This beachside town holds a very special place in Sparky’s heart.
This year, Sparky is most excited that local residents will have the opportunity to show people who come to his town that there are like-minded individuals across the bay and that the residents are in fact very friendly.
Clearwater’s presence at this year’s Gratitude Migration will be interactive and educational.
For future Gratitude Migrations, Sparky is really excited about the prospect of bringing wooden boats into the fray. “Down the road, we’d like to build a wooden boat during the weekend of Gratitude Migration. We’d love to show festival-goers how to build their own boats and oars.”
According to Raymond, Keansburg’s population skews on the more mature side. “Anyone under the age of 40 is a youngster here.” Through Gratitude Migration, Keansburg has been able to tap into the arts, and bring in more young folks.
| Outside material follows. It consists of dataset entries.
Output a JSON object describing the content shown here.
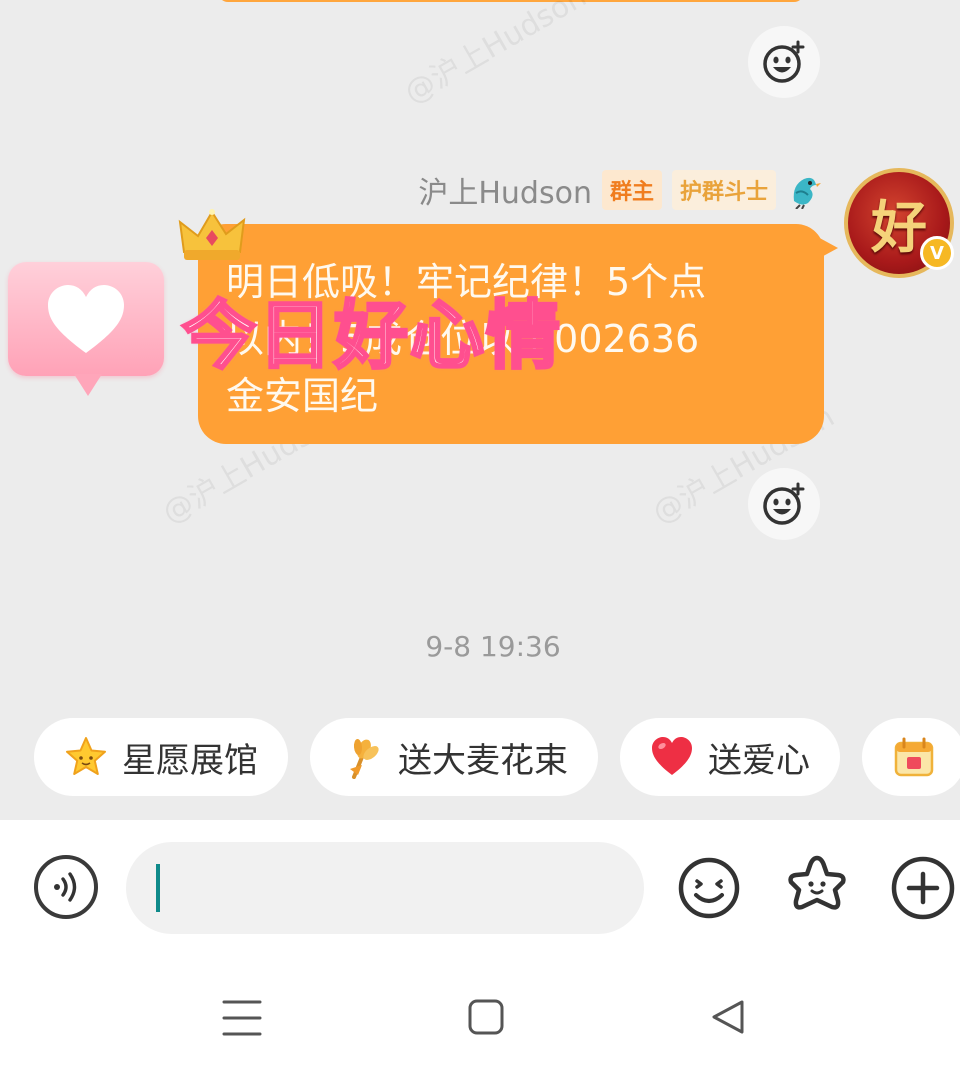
{
  "chat": {
    "watermark": "@沪上Hudson",
    "message": {
      "sender_name": "沪上Hudson",
      "badges": [
        "群主",
        "护群斗士"
      ],
      "avatar_text": "好",
      "avatar_badge": "V",
      "lines": [
        "明日低吸！牢记纪律！5个点",
        "以内！5成仓位以下002636",
        "金安国纪"
      ]
    },
    "sticker": {
      "overlay_text": "今日好心情",
      "icon": "heart-icon"
    },
    "timestamp": "9-8 19:36"
  },
  "quick_actions": [
    {
      "label": "星愿展馆",
      "icon": "star-icon"
    },
    {
      "label": "送大麦花束",
      "icon": "wheat-bouquet-icon"
    },
    {
      "label": "送爱心",
      "icon": "red-heart-icon"
    },
    {
      "label": "",
      "icon": "calendar-gift-icon"
    }
  ],
  "input_bar": {
    "voice_icon": "voice-icon",
    "placeholder": "",
    "emoji_icon": "emoji-icon",
    "sticker_icon": "star-face-icon",
    "plus_icon": "plus-icon"
  },
  "navbar": {
    "menu_icon": "menu-icon",
    "home_icon": "square-home-icon",
    "back_icon": "triangle-back-icon"
  },
  "colors": {
    "bubble": "#ffa035",
    "chat_bg": "#ececec",
    "overlay_stroke": "#ff4f8f"
  }
}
Sparky might be “older” but he certainly hasn’t lost his flame. He chuckled and left me with this little gem of a phrase before we parted ways: